  • So open, with an extended top end, not gritty or crude, always resolving the musical information in a natural way – we loved it
  • These superstars guarantee this is real jazz: Herbie Hancock, Ron Carter, Billy Cobham, Freddie Hubbard et al.
  • 4 1/2 Stars: “Recorded over two days in December of 1972 at Rudy Van Gelder’s home studio, vibraphonist Milt Jackson’s Sunflower is the first – and best – of his three albums for Creed Taylor’s CTI imprint. (And one of the finest offerings on the label.)”

The extended song structures, ranging from seven to ten minutes in length, leave plenty of room for the band and the orchestra to stretch out.

The first track, at more than ten minutes, is yet another one of our favorite orchestra-backed jazz recordings here at Better Records. Other albums of this sort that we love are Wes Montgomery’s California Dreaming (1966, and also Sebesky-arranged), Grover Washington’s All the King’s Horses (1973) and Deodato’s Prelude (also 1973, with brilliant arrangements by the man himself).

What’s especially notable is how well-recorded the orchestra’s string sections are. They have just the right amount of texture and immediacy without being forced or shrill. They’re also very well integrated into the mix. I wouldn’t have expected RVG to pull it off so well — I’ve heard other CTI records where the orchestration was abominable — but here it works as well as on any album I know of.

This kind of warm, rich, Tubey Magical analog sound is gone forever. You have to go back to 1973 to find it!

What outstanding sides such as these have to offer on Sunflowers is not hard to hear:

  • The biggest, most immediate staging in the largest acoustic space
  • The most Tubey Magic, without which you have almost nothing. CDs give you clean and clear. Only the best vintage vinyl pressings offer the kind of Tubey Magic that was on the tapes in 1973
  • Tight, note-like, rich, full-bodied bass, with the correct amount of weight down low
  • Natural tonality in the midrange — with all the instruments of the group and the orchestra having the correct timbre
  • Transparency and resolution, critical to hearing into the three-dimensional studio space

No doubt there’s more but we hope that should do for now. Playing the record is the only way to hear all of the above

TRACK LISTING

Side One

For Someone I Love 
What Are You Doing The Rest Of Your Life?

Side Two

People Make The World Go Round 
Sunflower

AMG Review

Recorded over two days in December of 1972 at Rudy Van Gelder’s Englewood, New Jersey home studio, vibraphonist Milt Jackson’s Sunflower is the first — and best — of his three albums for Creed Taylor’s CTI imprint. (And one of the finest offerings on the label.)

With a core band consisting of Herbie Hancock (playing electric and acoustic piano), bassist Ron Carter, drummer Billy Cobham, trumpeter Freddie Hubbard, drummer/percussionist Ralph McDonald, and guitarist Jay Berliner. A chamber orchestra exquisitely arranged and conducted by Don Sebesky adorns the session as well…

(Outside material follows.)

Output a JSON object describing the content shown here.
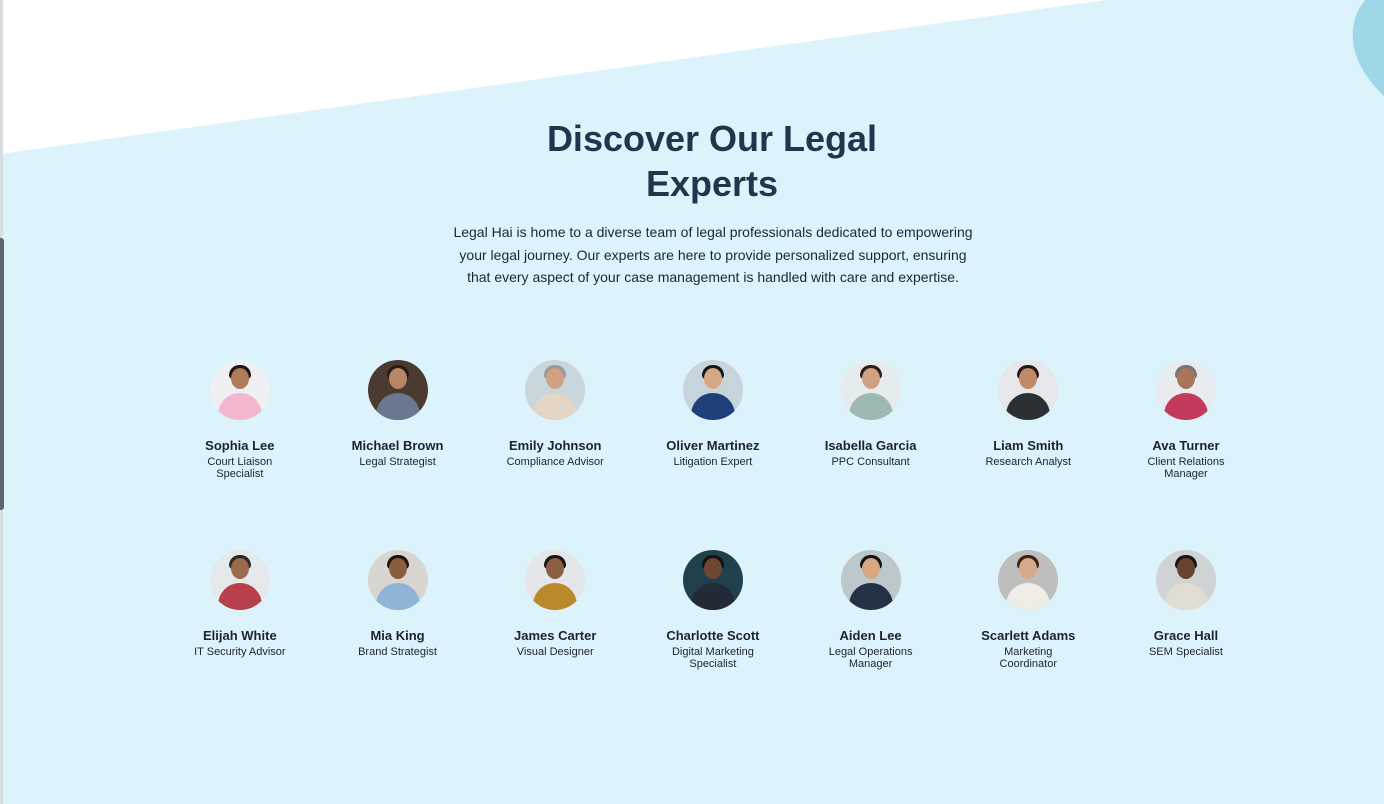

While Sunflower sometimes feels more like a group session rather than a Jackson-led one, that’s part of its exquisite beauty.

Don Sebesky Bio

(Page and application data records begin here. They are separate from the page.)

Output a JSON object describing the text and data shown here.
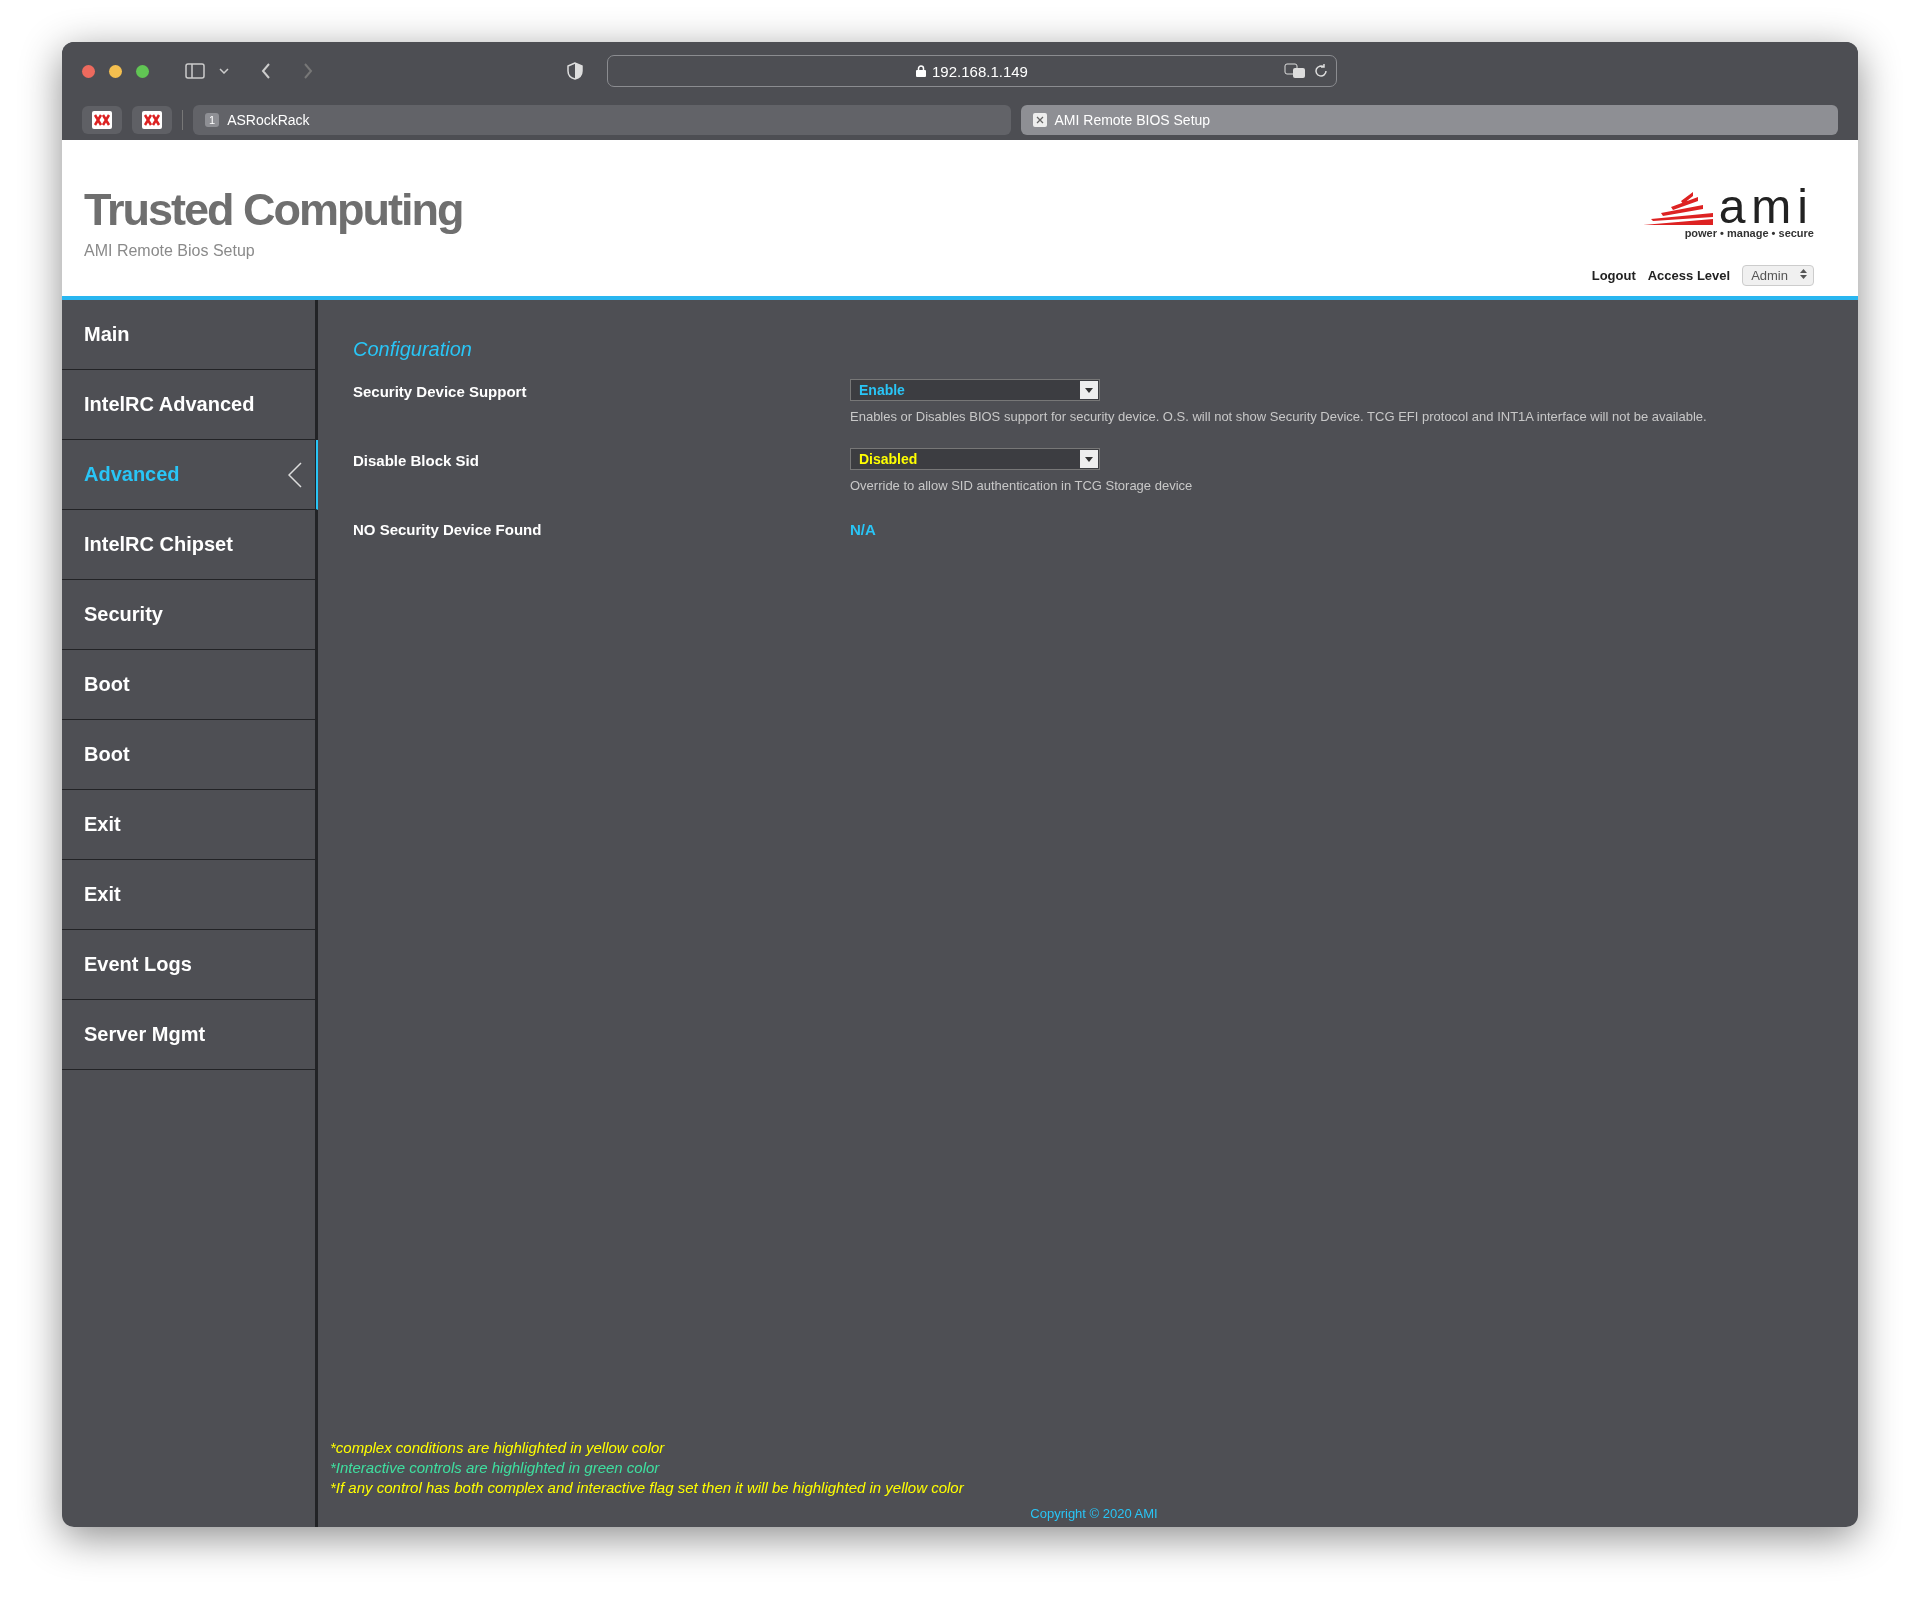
{
  "browser": {
    "address": "192.168.1.149",
    "pinned_tabs": [
      {
        "kind": "favicon"
      },
      {
        "kind": "favicon"
      }
    ],
    "tabs": [
      {
        "label": "ASRockRack",
        "badge": "1",
        "selected": false
      },
      {
        "label": "AMI Remote BIOS Setup",
        "selected": true
      }
    ]
  },
  "header": {
    "title": "Trusted Computing",
    "subtitle": "AMI Remote Bios Setup",
    "logo": {
      "text": "ami",
      "tagline": "power • manage • secure"
    },
    "logout": "Logout",
    "access_level_label": "Access Level",
    "access_level": "Admin"
  },
  "sidebar": {
    "items": [
      {
        "label": "Main",
        "selected": false
      },
      {
        "label": "IntelRC Advanced",
        "selected": false
      },
      {
        "label": "Advanced",
        "selected": true
      },
      {
        "label": "IntelRC Chipset",
        "selected": false
      },
      {
        "label": "Security",
        "selected": false
      },
      {
        "label": "Boot",
        "selected": false
      },
      {
        "label": "Boot",
        "selected": false
      },
      {
        "label": "Exit",
        "selected": false
      },
      {
        "label": "Exit",
        "selected": false
      },
      {
        "label": "Event Logs",
        "selected": false
      },
      {
        "label": "Server Mgmt",
        "selected": false
      }
    ]
  },
  "content": {
    "heading": "Configuration",
    "settings": [
      {
        "kind": "select",
        "label": "Security Device Support",
        "value": "Enable",
        "color": "#29c5f6",
        "help": "Enables or Disables BIOS support for security device. O.S. will not show Security Device. TCG EFI protocol and INT1A interface will not be available."
      },
      {
        "kind": "select",
        "label": "Disable Block Sid",
        "value": "Disabled",
        "color": "#ffff00",
        "help": "Override to allow SID authentication in TCG Storage device"
      },
      {
        "kind": "text",
        "label": "NO Security Device Found",
        "value": "N/A",
        "color": "#29c5f6"
      }
    ]
  },
  "notes": [
    {
      "text": "*complex conditions are highlighted in yellow color",
      "color": "#ffff00"
    },
    {
      "text": "*Interactive controls are highlighted in green color",
      "color": "#3ee0a0"
    },
    {
      "text": "*If any control has both complex and interactive flag set then it will be highlighted in yellow color",
      "color": "#ffff00"
    }
  ],
  "copyright": "Copyright © 2020 AMI"
}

Don Sebesky is best known as house arranger for many of producer Creed Taylor’s Verve, A&M, and CTI productions; the man whose orchestral backgrounds helped make artists like Wes Montgomery, Paul Desmond, Freddie Hubbard, and George Benson acceptable to audiences outside of jazz.

He has taken critical heat for this, but Sebesky’s arrangements have usually been among the classiest in his field, reflecting a solid knowledge of the orchestra, drawing variously from big band jazz, rock, ethnic music, classical music of all eras, and even the avant-garde for ideas. He once cited Bartok as his favorite composer, but one also hears lots of Stravinsky in his work.

In 1960, he gave up the trombone to concentrate upon arranging and conducting, eventually receiving the breakthrough assignment of Montgomery’s Bumpin’ album (1965). Some of the most attractive examples of his work for jazz headliners include Bumpin’, Benson’s The Shape of Things to Come, Desmond’s From the Hot Afternoon, and Hubbard’s First Light.

AMG